##### Exercise material

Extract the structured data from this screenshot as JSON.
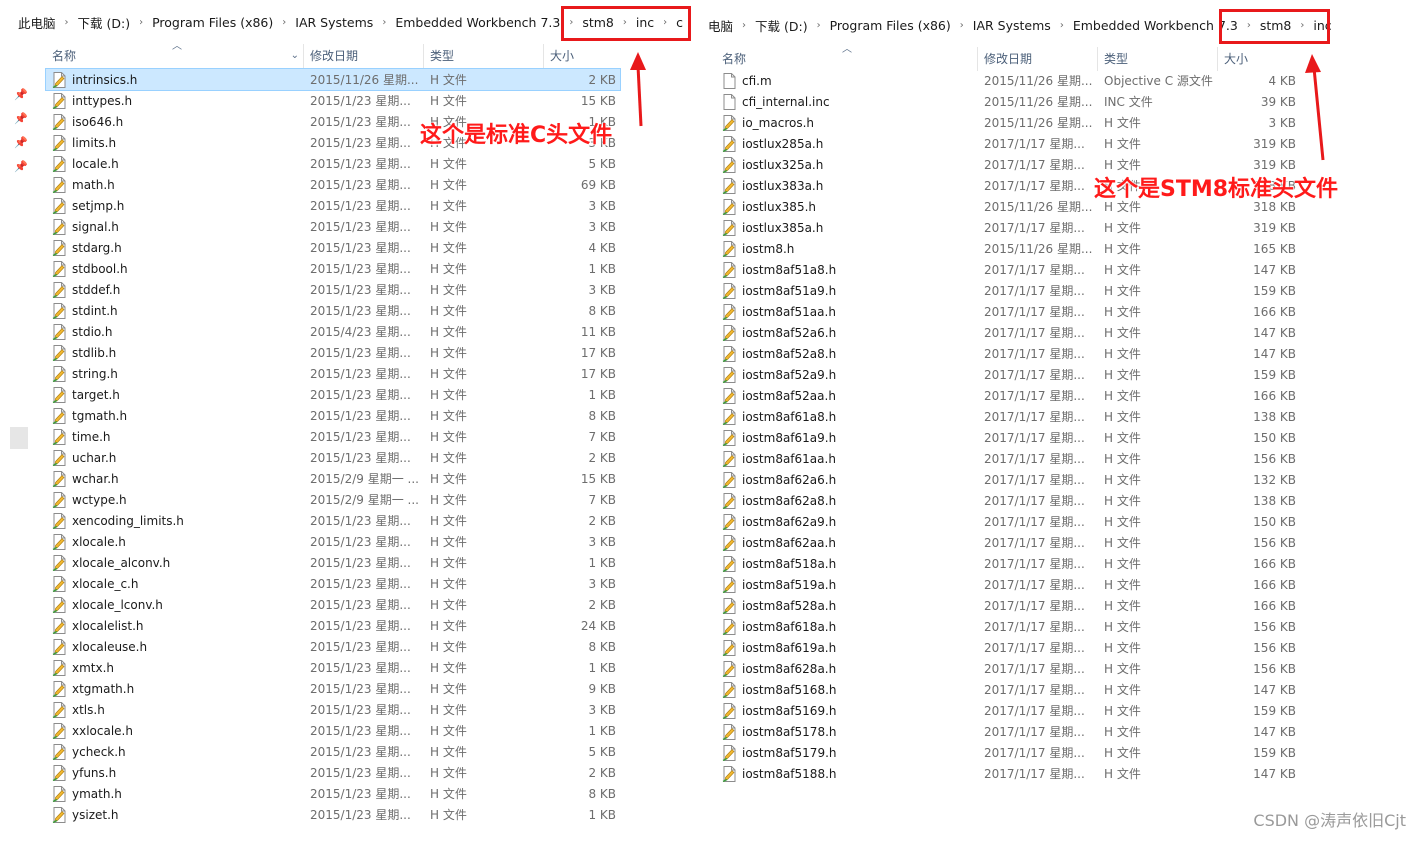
{
  "left": {
    "breadcrumb": [
      "此电脑",
      "下载 (D:)",
      "Program Files (x86)",
      "IAR Systems",
      "Embedded Workbench 7.3",
      "stm8",
      "inc",
      "c"
    ],
    "headers": {
      "name": "名称",
      "date": "修改日期",
      "type": "类型",
      "size": "大小"
    },
    "rows": [
      {
        "name": "intrinsics.h",
        "date": "2015/11/26 星期...",
        "type": "H 文件",
        "size": "2 KB"
      },
      {
        "name": "inttypes.h",
        "date": "2015/1/23 星期...",
        "type": "H 文件",
        "size": "15 KB"
      },
      {
        "name": "iso646.h",
        "date": "2015/1/23 星期...",
        "type": "H 文件",
        "size": "1 KB"
      },
      {
        "name": "limits.h",
        "date": "2015/1/23 星期...",
        "type": "H 文件",
        "size": "3 KB"
      },
      {
        "name": "locale.h",
        "date": "2015/1/23 星期...",
        "type": "H 文件",
        "size": "5 KB"
      },
      {
        "name": "math.h",
        "date": "2015/1/23 星期...",
        "type": "H 文件",
        "size": "69 KB"
      },
      {
        "name": "setjmp.h",
        "date": "2015/1/23 星期...",
        "type": "H 文件",
        "size": "3 KB"
      },
      {
        "name": "signal.h",
        "date": "2015/1/23 星期...",
        "type": "H 文件",
        "size": "3 KB"
      },
      {
        "name": "stdarg.h",
        "date": "2015/1/23 星期...",
        "type": "H 文件",
        "size": "4 KB"
      },
      {
        "name": "stdbool.h",
        "date": "2015/1/23 星期...",
        "type": "H 文件",
        "size": "1 KB"
      },
      {
        "name": "stddef.h",
        "date": "2015/1/23 星期...",
        "type": "H 文件",
        "size": "3 KB"
      },
      {
        "name": "stdint.h",
        "date": "2015/1/23 星期...",
        "type": "H 文件",
        "size": "8 KB"
      },
      {
        "name": "stdio.h",
        "date": "2015/4/23 星期...",
        "type": "H 文件",
        "size": "11 KB"
      },
      {
        "name": "stdlib.h",
        "date": "2015/1/23 星期...",
        "type": "H 文件",
        "size": "17 KB"
      },
      {
        "name": "string.h",
        "date": "2015/1/23 星期...",
        "type": "H 文件",
        "size": "17 KB"
      },
      {
        "name": "target.h",
        "date": "2015/1/23 星期...",
        "type": "H 文件",
        "size": "1 KB"
      },
      {
        "name": "tgmath.h",
        "date": "2015/1/23 星期...",
        "type": "H 文件",
        "size": "8 KB"
      },
      {
        "name": "time.h",
        "date": "2015/1/23 星期...",
        "type": "H 文件",
        "size": "7 KB"
      },
      {
        "name": "uchar.h",
        "date": "2015/1/23 星期...",
        "type": "H 文件",
        "size": "2 KB"
      },
      {
        "name": "wchar.h",
        "date": "2015/2/9 星期一 ...",
        "type": "H 文件",
        "size": "15 KB"
      },
      {
        "name": "wctype.h",
        "date": "2015/2/9 星期一 ...",
        "type": "H 文件",
        "size": "7 KB"
      },
      {
        "name": "xencoding_limits.h",
        "date": "2015/1/23 星期...",
        "type": "H 文件",
        "size": "2 KB"
      },
      {
        "name": "xlocale.h",
        "date": "2015/1/23 星期...",
        "type": "H 文件",
        "size": "3 KB"
      },
      {
        "name": "xlocale_alconv.h",
        "date": "2015/1/23 星期...",
        "type": "H 文件",
        "size": "1 KB"
      },
      {
        "name": "xlocale_c.h",
        "date": "2015/1/23 星期...",
        "type": "H 文件",
        "size": "3 KB"
      },
      {
        "name": "xlocale_lconv.h",
        "date": "2015/1/23 星期...",
        "type": "H 文件",
        "size": "2 KB"
      },
      {
        "name": "xlocalelist.h",
        "date": "2015/1/23 星期...",
        "type": "H 文件",
        "size": "24 KB"
      },
      {
        "name": "xlocaleuse.h",
        "date": "2015/1/23 星期...",
        "type": "H 文件",
        "size": "8 KB"
      },
      {
        "name": "xmtx.h",
        "date": "2015/1/23 星期...",
        "type": "H 文件",
        "size": "1 KB"
      },
      {
        "name": "xtgmath.h",
        "date": "2015/1/23 星期...",
        "type": "H 文件",
        "size": "9 KB"
      },
      {
        "name": "xtls.h",
        "date": "2015/1/23 星期...",
        "type": "H 文件",
        "size": "3 KB"
      },
      {
        "name": "xxlocale.h",
        "date": "2015/1/23 星期...",
        "type": "H 文件",
        "size": "1 KB"
      },
      {
        "name": "ycheck.h",
        "date": "2015/1/23 星期...",
        "type": "H 文件",
        "size": "5 KB"
      },
      {
        "name": "yfuns.h",
        "date": "2015/1/23 星期...",
        "type": "H 文件",
        "size": "2 KB"
      },
      {
        "name": "ymath.h",
        "date": "2015/1/23 星期...",
        "type": "H 文件",
        "size": "8 KB"
      },
      {
        "name": "ysizet.h",
        "date": "2015/1/23 星期...",
        "type": "H 文件",
        "size": "1 KB"
      }
    ],
    "annotation": "这个是标准C头文件"
  },
  "right": {
    "breadcrumb": [
      "电脑",
      "下载 (D:)",
      "Program Files (x86)",
      "IAR Systems",
      "Embedded Workbench 7.3",
      "stm8",
      "inc"
    ],
    "headers": {
      "name": "名称",
      "date": "修改日期",
      "type": "类型",
      "size": "大小"
    },
    "rows": [
      {
        "name": "cfi.m",
        "date": "2015/11/26 星期...",
        "type": "Objective C 源文件",
        "size": "4 KB",
        "icon": "plain"
      },
      {
        "name": "cfi_internal.inc",
        "date": "2015/11/26 星期...",
        "type": "INC 文件",
        "size": "39 KB",
        "icon": "plain"
      },
      {
        "name": "io_macros.h",
        "date": "2015/11/26 星期...",
        "type": "H 文件",
        "size": "3 KB"
      },
      {
        "name": "iostlux285a.h",
        "date": "2017/1/17 星期...",
        "type": "H 文件",
        "size": "319 KB"
      },
      {
        "name": "iostlux325a.h",
        "date": "2017/1/17 星期...",
        "type": "H 文件",
        "size": "319 KB"
      },
      {
        "name": "iostlux383a.h",
        "date": "2017/1/17 星期...",
        "type": "H 文件",
        "size": "318 KB"
      },
      {
        "name": "iostlux385.h",
        "date": "2015/11/26 星期...",
        "type": "H 文件",
        "size": "318 KB"
      },
      {
        "name": "iostlux385a.h",
        "date": "2017/1/17 星期...",
        "type": "H 文件",
        "size": "319 KB"
      },
      {
        "name": "iostm8.h",
        "date": "2015/11/26 星期...",
        "type": "H 文件",
        "size": "165 KB"
      },
      {
        "name": "iostm8af51a8.h",
        "date": "2017/1/17 星期...",
        "type": "H 文件",
        "size": "147 KB"
      },
      {
        "name": "iostm8af51a9.h",
        "date": "2017/1/17 星期...",
        "type": "H 文件",
        "size": "159 KB"
      },
      {
        "name": "iostm8af51aa.h",
        "date": "2017/1/17 星期...",
        "type": "H 文件",
        "size": "166 KB"
      },
      {
        "name": "iostm8af52a6.h",
        "date": "2017/1/17 星期...",
        "type": "H 文件",
        "size": "147 KB"
      },
      {
        "name": "iostm8af52a8.h",
        "date": "2017/1/17 星期...",
        "type": "H 文件",
        "size": "147 KB"
      },
      {
        "name": "iostm8af52a9.h",
        "date": "2017/1/17 星期...",
        "type": "H 文件",
        "size": "159 KB"
      },
      {
        "name": "iostm8af52aa.h",
        "date": "2017/1/17 星期...",
        "type": "H 文件",
        "size": "166 KB"
      },
      {
        "name": "iostm8af61a8.h",
        "date": "2017/1/17 星期...",
        "type": "H 文件",
        "size": "138 KB"
      },
      {
        "name": "iostm8af61a9.h",
        "date": "2017/1/17 星期...",
        "type": "H 文件",
        "size": "150 KB"
      },
      {
        "name": "iostm8af61aa.h",
        "date": "2017/1/17 星期...",
        "type": "H 文件",
        "size": "156 KB"
      },
      {
        "name": "iostm8af62a6.h",
        "date": "2017/1/17 星期...",
        "type": "H 文件",
        "size": "132 KB"
      },
      {
        "name": "iostm8af62a8.h",
        "date": "2017/1/17 星期...",
        "type": "H 文件",
        "size": "138 KB"
      },
      {
        "name": "iostm8af62a9.h",
        "date": "2017/1/17 星期...",
        "type": "H 文件",
        "size": "150 KB"
      },
      {
        "name": "iostm8af62aa.h",
        "date": "2017/1/17 星期...",
        "type": "H 文件",
        "size": "156 KB"
      },
      {
        "name": "iostm8af518a.h",
        "date": "2017/1/17 星期...",
        "type": "H 文件",
        "size": "166 KB"
      },
      {
        "name": "iostm8af519a.h",
        "date": "2017/1/17 星期...",
        "type": "H 文件",
        "size": "166 KB"
      },
      {
        "name": "iostm8af528a.h",
        "date": "2017/1/17 星期...",
        "type": "H 文件",
        "size": "166 KB"
      },
      {
        "name": "iostm8af618a.h",
        "date": "2017/1/17 星期...",
        "type": "H 文件",
        "size": "156 KB"
      },
      {
        "name": "iostm8af619a.h",
        "date": "2017/1/17 星期...",
        "type": "H 文件",
        "size": "156 KB"
      },
      {
        "name": "iostm8af628a.h",
        "date": "2017/1/17 星期...",
        "type": "H 文件",
        "size": "156 KB"
      },
      {
        "name": "iostm8af5168.h",
        "date": "2017/1/17 星期...",
        "type": "H 文件",
        "size": "147 KB"
      },
      {
        "name": "iostm8af5169.h",
        "date": "2017/1/17 星期...",
        "type": "H 文件",
        "size": "159 KB"
      },
      {
        "name": "iostm8af5178.h",
        "date": "2017/1/17 星期...",
        "type": "H 文件",
        "size": "147 KB"
      },
      {
        "name": "iostm8af5179.h",
        "date": "2017/1/17 星期...",
        "type": "H 文件",
        "size": "159 KB"
      },
      {
        "name": "iostm8af5188.h",
        "date": "2017/1/17 星期...",
        "type": "H 文件",
        "size": "147 KB"
      }
    ],
    "annotation": "这个是STM8标准头文件"
  },
  "watermark": "CSDN @涛声依旧Cjt",
  "colors": {
    "annotation": "#ff1a1a",
    "highlight_box": "#e8191b",
    "selection": "#cce8ff"
  }
}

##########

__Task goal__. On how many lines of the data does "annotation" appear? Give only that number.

__Exercise answer__. 3